Thirty-two Iowa Farm Bureau leaders from across the state visited Washington, D.C. recently to discuss critical farm issues and the impacts with their elected officials during the annual summer Iowa Farm Bureau Federation (IFBF) national policy trip. The Iowa farmers urged lawmakers to push for swift passage of trade deals, primarily, the revised trade agreement with Canada and Mexico, the United States Mexico Canada Agreement (USMCA).
Members say USMCA would ensure uninterrupted, free market trade with two of the top export markets for Iowa-raised crops and livestock; without it, members say Iowa farmers are falling behind global competitors in the race to capture market share.
“We just need to get the USMCA done,” said Cordt Holub, a Tama County Farm Bureau member as he prepared for meetings with Iowa 1st Congressional District Rep. Abby Finkenauer and Sens. Charles Grassley and Joni Ernst. “It’s just a step we need to take to build confidence with Canada and Mexico and our other trading partners. It will show that we are ready to do business.”
Matthew Baerg, a Fayette County Farm Bureau member, also identified USMCA as a top concern for him, and said the passage of the agreement would be a big win for Iowa farmers and the entire state, because it would bring a level of certainty to the markets. “Expanded trade is what we really need, especially for young farmers trying to get started.”
With Iowa farmers struggling through a sixth year of low commodity and livestock prices, the Iowa Farm Bureau leaders shared the importance of trade deals beyond USMCA, including Japan and China. The leaders also asked their representatives to pressure the Environmental Protection Agency (EPA) to end small refinery exemptions that destroy renewable fuel demand and hurt farmers and the Iowa communities that rely on ethanol production and renewable fuels.
The Farm Bureau members thanked Iowa lawmakers for support of the biofuels industry and for new EPA rules that allow year-round sales of E15, but urged the representatives to keep up the fight against the unwarranted use of small refinery waivers (SREs).
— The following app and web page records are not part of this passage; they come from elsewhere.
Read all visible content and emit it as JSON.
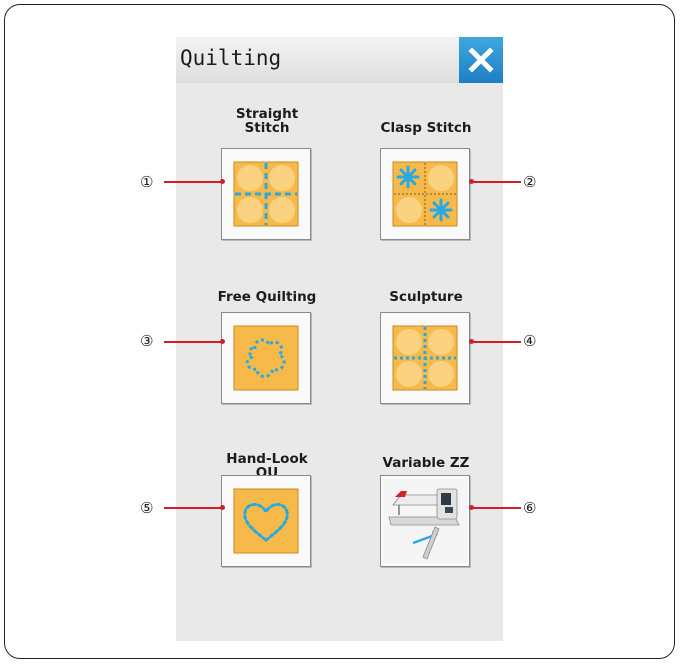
{
  "header": {
    "title": "Quilting",
    "close_icon": "close-icon"
  },
  "buttons": [
    {
      "label": "Straight\nStitch",
      "callout": "①",
      "icon": "straight-stitch-icon"
    },
    {
      "label": "Clasp Stitch",
      "callout": "②",
      "icon": "clasp-stitch-icon"
    },
    {
      "label": "Free Quilting",
      "callout": "③",
      "icon": "free-quilting-icon"
    },
    {
      "label": "Sculpture",
      "callout": "④",
      "icon": "sculpture-icon"
    },
    {
      "label": "Hand-Look\nQU",
      "callout": "⑤",
      "icon": "hand-look-quilting-icon"
    },
    {
      "label": "Variable ZZ",
      "callout": "⑥",
      "icon": "sewing-machine-knee-lifter-icon"
    }
  ],
  "colors": {
    "fabric": "#f7b94a",
    "fabric_light": "#fbd890",
    "stitch": "#27a9e1",
    "close_bg": "#2b93d3",
    "leader": "#d21e2b",
    "panel_bg": "#e9e9e9"
  }
}
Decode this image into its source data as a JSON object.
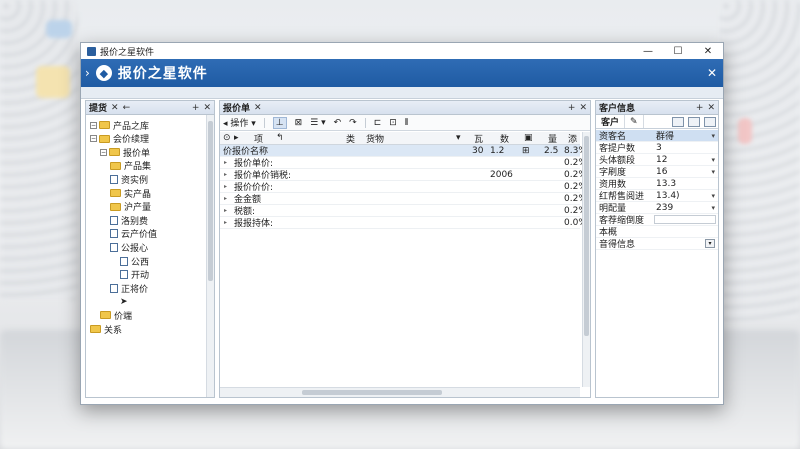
{
  "window": {
    "title": "报价之星软件",
    "minimize": "—",
    "maximize": "☐",
    "close": "✕"
  },
  "ribbon": {
    "chevron": "›",
    "logo_glyph": "◆",
    "app_name": "报价之星软件",
    "close": "✕"
  },
  "left_pane": {
    "title": "提货",
    "pin": "✕",
    "arrow": "←",
    "add": "+",
    "close": "✕",
    "tree": [
      {
        "label": "产品之库",
        "type": "folder",
        "depth": 0,
        "expander": "−"
      },
      {
        "label": "会价续理",
        "type": "folder",
        "depth": 0,
        "expander": "−"
      },
      {
        "label": "报价单",
        "type": "folder",
        "depth": 1,
        "expander": "−"
      },
      {
        "label": "产品集",
        "type": "folder",
        "depth": 2,
        "expander": ""
      },
      {
        "label": "资实例",
        "type": "doc",
        "depth": 2,
        "expander": ""
      },
      {
        "label": "实产晶",
        "type": "folder",
        "depth": 2,
        "expander": ""
      },
      {
        "label": "沪产量",
        "type": "folder",
        "depth": 2,
        "expander": ""
      },
      {
        "label": "洛别费",
        "type": "doc",
        "depth": 2,
        "expander": ""
      },
      {
        "label": "云产价值",
        "type": "doc",
        "depth": 2,
        "expander": ""
      },
      {
        "label": "公报心",
        "type": "doc",
        "depth": 2,
        "expander": ""
      },
      {
        "label": "公西",
        "type": "doc",
        "depth": 3,
        "expander": ""
      },
      {
        "label": "开动",
        "type": "doc",
        "depth": 3,
        "expander": ""
      },
      {
        "label": "正将价",
        "type": "doc",
        "depth": 2,
        "expander": ""
      },
      {
        "label": "➤",
        "type": "none",
        "depth": 3,
        "expander": ""
      },
      {
        "label": "价端",
        "type": "folder",
        "depth": 1,
        "expander": ""
      },
      {
        "label": "关系",
        "type": "folder",
        "depth": 0,
        "expander": ""
      }
    ]
  },
  "center_pane": {
    "title": "报价单",
    "pin": "✕",
    "add": "+",
    "close": "✕",
    "toolbar": [
      "◂ 操作 ▾",
      "⊥",
      "⊠",
      "☰ ▾",
      "↶",
      "↷",
      "⊏",
      "⊡",
      "⫴"
    ],
    "header": [
      "⊙",
      "▸",
      "项",
      "↰",
      "类",
      "货物",
      "▾",
      "瓦",
      "数",
      "▣",
      "量",
      "添"
    ],
    "rows": [
      {
        "name": "价报价名称",
        "c1": "30",
        "c2": "1.2",
        "icon": "⊞",
        "c3": "2.5",
        "pct": "8.3%"
      },
      {
        "name": "报价单价:",
        "c1": "",
        "c2": "",
        "icon": "",
        "c3": "",
        "pct": "0.2%"
      },
      {
        "name": "报价单价销税:",
        "c1": "",
        "c2": "2006",
        "icon": "",
        "c3": "",
        "pct": "0.2%"
      },
      {
        "name": "报价价价:",
        "c1": "",
        "c2": "",
        "icon": "",
        "c3": "",
        "pct": "0.2%"
      },
      {
        "name": "金金额",
        "c1": "",
        "c2": "",
        "icon": "",
        "c3": "",
        "pct": "0.2%"
      },
      {
        "name": "税额:",
        "c1": "",
        "c2": "",
        "icon": "",
        "c3": "",
        "pct": "0.2%"
      },
      {
        "name": "报报持体:",
        "c1": "",
        "c2": "",
        "icon": "",
        "c3": "",
        "pct": "0.0%"
      }
    ]
  },
  "right_pane": {
    "title": "客户信息",
    "add": "+",
    "close": "✕",
    "tabs": [
      "客户",
      "✎"
    ],
    "props": [
      {
        "name": "资客名",
        "value": "群得",
        "dd": "▾",
        "selected": true
      },
      {
        "name": "客提户数",
        "value": "3",
        "dd": ""
      },
      {
        "name": "头体额段",
        "value": "12",
        "dd": "▾"
      },
      {
        "name": "字刷度",
        "value": "16",
        "dd": "▾"
      },
      {
        "name": "资用数",
        "value": "13.3",
        "dd": ""
      },
      {
        "name": "红帮售阅进",
        "value": "13.4)",
        "dd": "▾"
      },
      {
        "name": "明配量",
        "value": "239",
        "dd": "▾"
      },
      {
        "name": "客荐缩倒度",
        "value": "",
        "dd": ""
      },
      {
        "name": "本概",
        "value": "",
        "dd": ""
      },
      {
        "name": "音得信息",
        "value": "",
        "dd": ""
      }
    ],
    "desc_button": "▾"
  }
}
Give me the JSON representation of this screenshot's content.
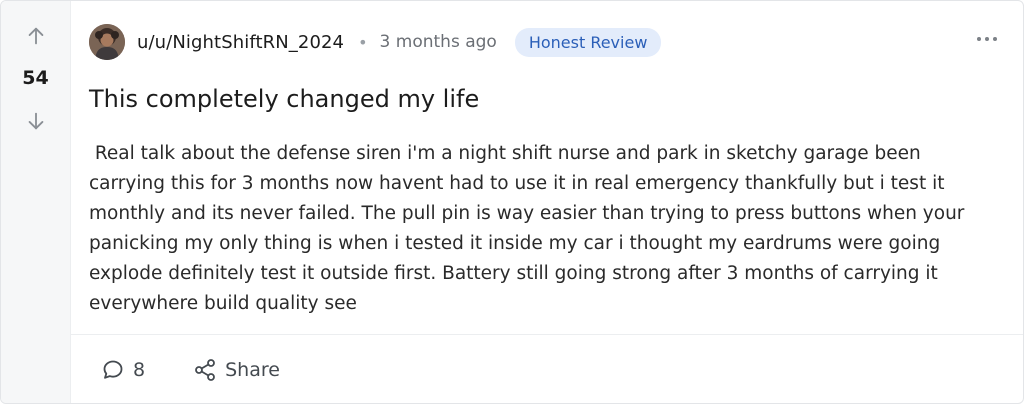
{
  "vote": {
    "count": "54"
  },
  "post": {
    "username": "u/u/NightShiftRN_2024",
    "separator": "•",
    "time": "3 months ago",
    "flair": "Honest Review",
    "title": "This completely changed my life",
    "body": " Real talk about the defense siren i'm a night shift nurse and park in sketchy garage been carrying this for 3 months now havent had to use it in real emergency thankfully but i test it monthly and its never failed. The pull pin is way easier than trying to press buttons when your panicking my only thing is when i tested it inside my car i thought my eardrums were going explode definitely test it outside first. Battery still going strong after 3 months of carrying it everywhere build quality see"
  },
  "actions": {
    "comments_count": "8",
    "share_label": "Share"
  },
  "icons": {
    "upvote": "arrow-up-icon",
    "downvote": "arrow-down-icon",
    "more": "more-horizontal-icon",
    "comment": "comment-bubble-icon",
    "share": "share-icon"
  },
  "colors": {
    "flair_bg": "#e3ecfb",
    "flair_text": "#2b5fb8",
    "vote_column_bg": "#f6f7f8"
  }
}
“I think our representatives appreciated us making the effort to come and see them in their offices,” said Emily Henkes of the Allamakee County Farm Bureau. “It’s important to voice our concern on key issues and help them understand the impacts of their decisions back home.”
The Farm Bureau members met with Iowa’s U.S. House and Senate members as well as top U.S. Department of Agriculture (USDA) staff, including Deputy Secretary Steve Censky and FSA Administrator Richard Fordyce.
“Face-to-face meetings with our elected officials in Washington, D.C. are important to help them understand how policy decisions impact farmers back home in Iowa,” says Daniel Heady, IFBF national policy advisor. “We appreciate members taking the time away from their farms, particularly during this busy time of year, to tell their story on Capitol Hill and make a real impact.”
The Iowa Farm Bureau national policy trip takes place twice annually for select county leaders. Each year, half of Iowa’s 100 county Farm Bureaus have the opportunity to send a representative to speak on behalf of agriculture and rural Iowa. To learn more about the spring or summer national policy trip and other opportunities for Iowa Farm Bureau members, go to www.iowafarmbureau.com.